Shawnee running back Chris LaPierre appears to have it all. This year he set the single-season state record for most touchdowns (44) and points (272). LaPierre also has been part of consecutive South Jersey Group 3 title teams, including this year's 12-0 unit that ended No. 1 in South Jersey by The Inquirer.
He has a lacrosse scholarship to Virginia, although LaPierre hasn't totally ruled out one day giving football a try.
And to top it off, LaPierre has one of the coolest nicknames around. His friends refer to him as "Shocker. "
Legend has it that the moniker was earned at the age of 5 when LaPierre was playing midget football and administered a crunching hit on an unsuspecting ball carrier. Thus the nickname, which has stuck like Velcro.
In addition to the nickname, and all the other accolades, LaPierre has added another item to his football collection - he is The Inquirer's South Jersey Offensive Player of the Year.
And that is no shocker.
This season LaPierre rushed for 1,647 yards and 42 touchdowns on 231 carries. He also caught 11 passes for 310 yards and two scores. There were also four two-point conversions.
LaPierre was also an accomplished safety and punter, but it was carrying the ball that brought so much attention, both from the nine-man fronts he often faced and the public. Even the casual fan knew about LaPierre.
He finished his career with 4,722 yards rushing and scored 84 touchdowns and 519 points.

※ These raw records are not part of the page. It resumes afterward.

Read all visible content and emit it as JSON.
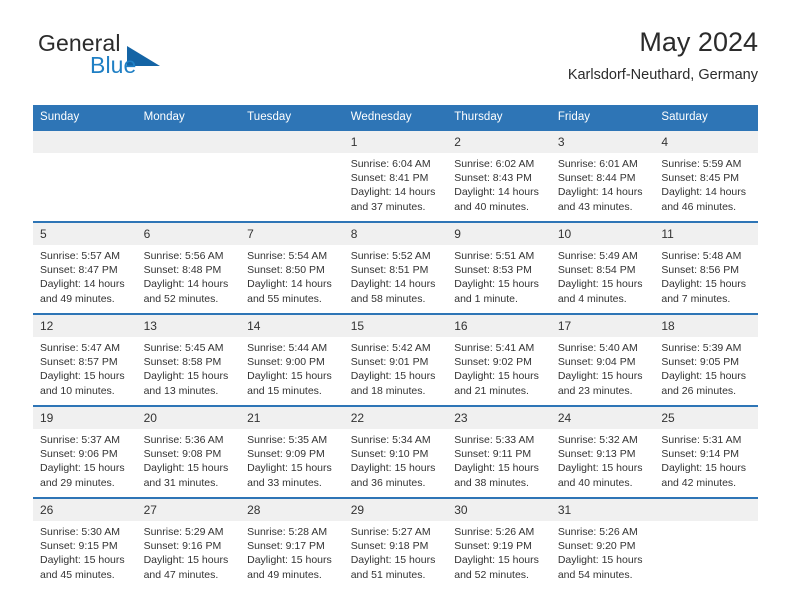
{
  "brand": {
    "word_one": "General",
    "word_two": "Blue",
    "triangle_icon": "triangle-icon"
  },
  "header": {
    "month_title": "May 2024",
    "location": "Karlsdorf-Neuthard, Germany"
  },
  "colors": {
    "header_blue": "#2e75b6",
    "brand_blue": "#1f7fc4",
    "daynum_band": "#f0f0f0",
    "text": "#333333"
  },
  "calendar": {
    "weekday_headers": [
      "Sunday",
      "Monday",
      "Tuesday",
      "Wednesday",
      "Thursday",
      "Friday",
      "Saturday"
    ],
    "weeks": [
      [
        {
          "day": "",
          "sunrise": "",
          "sunset": "",
          "daylight_1": "",
          "daylight_2": ""
        },
        {
          "day": "",
          "sunrise": "",
          "sunset": "",
          "daylight_1": "",
          "daylight_2": ""
        },
        {
          "day": "",
          "sunrise": "",
          "sunset": "",
          "daylight_1": "",
          "daylight_2": ""
        },
        {
          "day": "1",
          "sunrise": "Sunrise: 6:04 AM",
          "sunset": "Sunset: 8:41 PM",
          "daylight_1": "Daylight: 14 hours",
          "daylight_2": "and 37 minutes."
        },
        {
          "day": "2",
          "sunrise": "Sunrise: 6:02 AM",
          "sunset": "Sunset: 8:43 PM",
          "daylight_1": "Daylight: 14 hours",
          "daylight_2": "and 40 minutes."
        },
        {
          "day": "3",
          "sunrise": "Sunrise: 6:01 AM",
          "sunset": "Sunset: 8:44 PM",
          "daylight_1": "Daylight: 14 hours",
          "daylight_2": "and 43 minutes."
        },
        {
          "day": "4",
          "sunrise": "Sunrise: 5:59 AM",
          "sunset": "Sunset: 8:45 PM",
          "daylight_1": "Daylight: 14 hours",
          "daylight_2": "and 46 minutes."
        }
      ],
      [
        {
          "day": "5",
          "sunrise": "Sunrise: 5:57 AM",
          "sunset": "Sunset: 8:47 PM",
          "daylight_1": "Daylight: 14 hours",
          "daylight_2": "and 49 minutes."
        },
        {
          "day": "6",
          "sunrise": "Sunrise: 5:56 AM",
          "sunset": "Sunset: 8:48 PM",
          "daylight_1": "Daylight: 14 hours",
          "daylight_2": "and 52 minutes."
        },
        {
          "day": "7",
          "sunrise": "Sunrise: 5:54 AM",
          "sunset": "Sunset: 8:50 PM",
          "daylight_1": "Daylight: 14 hours",
          "daylight_2": "and 55 minutes."
        },
        {
          "day": "8",
          "sunrise": "Sunrise: 5:52 AM",
          "sunset": "Sunset: 8:51 PM",
          "daylight_1": "Daylight: 14 hours",
          "daylight_2": "and 58 minutes."
        },
        {
          "day": "9",
          "sunrise": "Sunrise: 5:51 AM",
          "sunset": "Sunset: 8:53 PM",
          "daylight_1": "Daylight: 15 hours",
          "daylight_2": "and 1 minute."
        },
        {
          "day": "10",
          "sunrise": "Sunrise: 5:49 AM",
          "sunset": "Sunset: 8:54 PM",
          "daylight_1": "Daylight: 15 hours",
          "daylight_2": "and 4 minutes."
        },
        {
          "day": "11",
          "sunrise": "Sunrise: 5:48 AM",
          "sunset": "Sunset: 8:56 PM",
          "daylight_1": "Daylight: 15 hours",
          "daylight_2": "and 7 minutes."
        }
      ],
      [
        {
          "day": "12",
          "sunrise": "Sunrise: 5:47 AM",
          "sunset": "Sunset: 8:57 PM",
          "daylight_1": "Daylight: 15 hours",
          "daylight_2": "and 10 minutes."
        },
        {
          "day": "13",
          "sunrise": "Sunrise: 5:45 AM",
          "sunset": "Sunset: 8:58 PM",
          "daylight_1": "Daylight: 15 hours",
          "daylight_2": "and 13 minutes."
        },
        {
          "day": "14",
          "sunrise": "Sunrise: 5:44 AM",
          "sunset": "Sunset: 9:00 PM",
          "daylight_1": "Daylight: 15 hours",
          "daylight_2": "and 15 minutes."
        },
        {
          "day": "15",
          "sunrise": "Sunrise: 5:42 AM",
          "sunset": "Sunset: 9:01 PM",
          "daylight_1": "Daylight: 15 hours",
          "daylight_2": "and 18 minutes."
        },
        {
          "day": "16",
          "sunrise": "Sunrise: 5:41 AM",
          "sunset": "Sunset: 9:02 PM",
          "daylight_1": "Daylight: 15 hours",
          "daylight_2": "and 21 minutes."
        },
        {
          "day": "17",
          "sunrise": "Sunrise: 5:40 AM",
          "sunset": "Sunset: 9:04 PM",
          "daylight_1": "Daylight: 15 hours",
          "daylight_2": "and 23 minutes."
        },
        {
          "day": "18",
          "sunrise": "Sunrise: 5:39 AM",
          "sunset": "Sunset: 9:05 PM",
          "daylight_1": "Daylight: 15 hours",
          "daylight_2": "and 26 minutes."
        }
      ],
      [
        {
          "day": "19",
          "sunrise": "Sunrise: 5:37 AM",
          "sunset": "Sunset: 9:06 PM",
          "daylight_1": "Daylight: 15 hours",
          "daylight_2": "and 29 minutes."
        },
        {
          "day": "20",
          "sunrise": "Sunrise: 5:36 AM",
          "sunset": "Sunset: 9:08 PM",
          "daylight_1": "Daylight: 15 hours",
          "daylight_2": "and 31 minutes."
        },
        {
          "day": "21",
          "sunrise": "Sunrise: 5:35 AM",
          "sunset": "Sunset: 9:09 PM",
          "daylight_1": "Daylight: 15 hours",
          "daylight_2": "and 33 minutes."
        },
        {
          "day": "22",
          "sunrise": "Sunrise: 5:34 AM",
          "sunset": "Sunset: 9:10 PM",
          "daylight_1": "Daylight: 15 hours",
          "daylight_2": "and 36 minutes."
        },
        {
          "day": "23",
          "sunrise": "Sunrise: 5:33 AM",
          "sunset": "Sunset: 9:11 PM",
          "daylight_1": "Daylight: 15 hours",
          "daylight_2": "and 38 minutes."
        },
        {
          "day": "24",
          "sunrise": "Sunrise: 5:32 AM",
          "sunset": "Sunset: 9:13 PM",
          "daylight_1": "Daylight: 15 hours",
          "daylight_2": "and 40 minutes."
        },
        {
          "day": "25",
          "sunrise": "Sunrise: 5:31 AM",
          "sunset": "Sunset: 9:14 PM",
          "daylight_1": "Daylight: 15 hours",
          "daylight_2": "and 42 minutes."
        }
      ],
      [
        {
          "day": "26",
          "sunrise": "Sunrise: 5:30 AM",
          "sunset": "Sunset: 9:15 PM",
          "daylight_1": "Daylight: 15 hours",
          "daylight_2": "and 45 minutes."
        },
        {
          "day": "27",
          "sunrise": "Sunrise: 5:29 AM",
          "sunset": "Sunset: 9:16 PM",
          "daylight_1": "Daylight: 15 hours",
          "daylight_2": "and 47 minutes."
        },
        {
          "day": "28",
          "sunrise": "Sunrise: 5:28 AM",
          "sunset": "Sunset: 9:17 PM",
          "daylight_1": "Daylight: 15 hours",
          "daylight_2": "and 49 minutes."
        },
        {
          "day": "29",
          "sunrise": "Sunrise: 5:27 AM",
          "sunset": "Sunset: 9:18 PM",
          "daylight_1": "Daylight: 15 hours",
          "daylight_2": "and 51 minutes."
        },
        {
          "day": "30",
          "sunrise": "Sunrise: 5:26 AM",
          "sunset": "Sunset: 9:19 PM",
          "daylight_1": "Daylight: 15 hours",
          "daylight_2": "and 52 minutes."
        },
        {
          "day": "31",
          "sunrise": "Sunrise: 5:26 AM",
          "sunset": "Sunset: 9:20 PM",
          "daylight_1": "Daylight: 15 hours",
          "daylight_2": "and 54 minutes."
        },
        {
          "day": "",
          "sunrise": "",
          "sunset": "",
          "daylight_1": "",
          "daylight_2": ""
        }
      ]
    ]
  }
}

The number that really resonates is 19 - Shawnee's current win streak. The Renegades won their final seven games in 2007 to capture the South Jersey Group 3 title and then successfully defended their crown with a 28-7 sectional final win over Hammonton.
"I just loved playing football for Shawnee," LaPierre said.
At 6-foot-2 and 210 pounds, LaPierre had the ability to run around or over defenses.
Still, nobody could have forecast such success during the formative stages of his football career.
LaPierre was stuck in the trenches as a center and middle guard during his first three seasons of midget football. His father decided one day that his son should try carrying the ball.
"My dad thought I would have more fun," LaPierre said, laughing at the memory.
Still, there was one more obstacle. It seems his midget coach at the time didn't think that LaPierre would amount to much as a running back, but gave him a few carries just to appease him.
And since he began carrying the ball on an 80-pound team, LaPierre has yet to let go.
Shawnee's Tim Gushue, who coaches LaPierre in both football and lacrosse, says how special it's been to be with LaPierre during his high school career.
The only times Gushue had to use discipline on LaPierre was when he had to tell him to cool it a little in practice.
"He would go so hard all the time that I'd have to tell him to take it easy," Gushue said. "He never took any plays off, even in practice. "
Reminded of that, LaPierre laughs.
"I'm very competitive and it doesn't matter if it's in a game or not," he said.
Now the football games are over at Shawnee, but LaPierre's accomplishments won't be soon forgotten. That's because he has left a legacy that is even more impressive than his longtime nickname.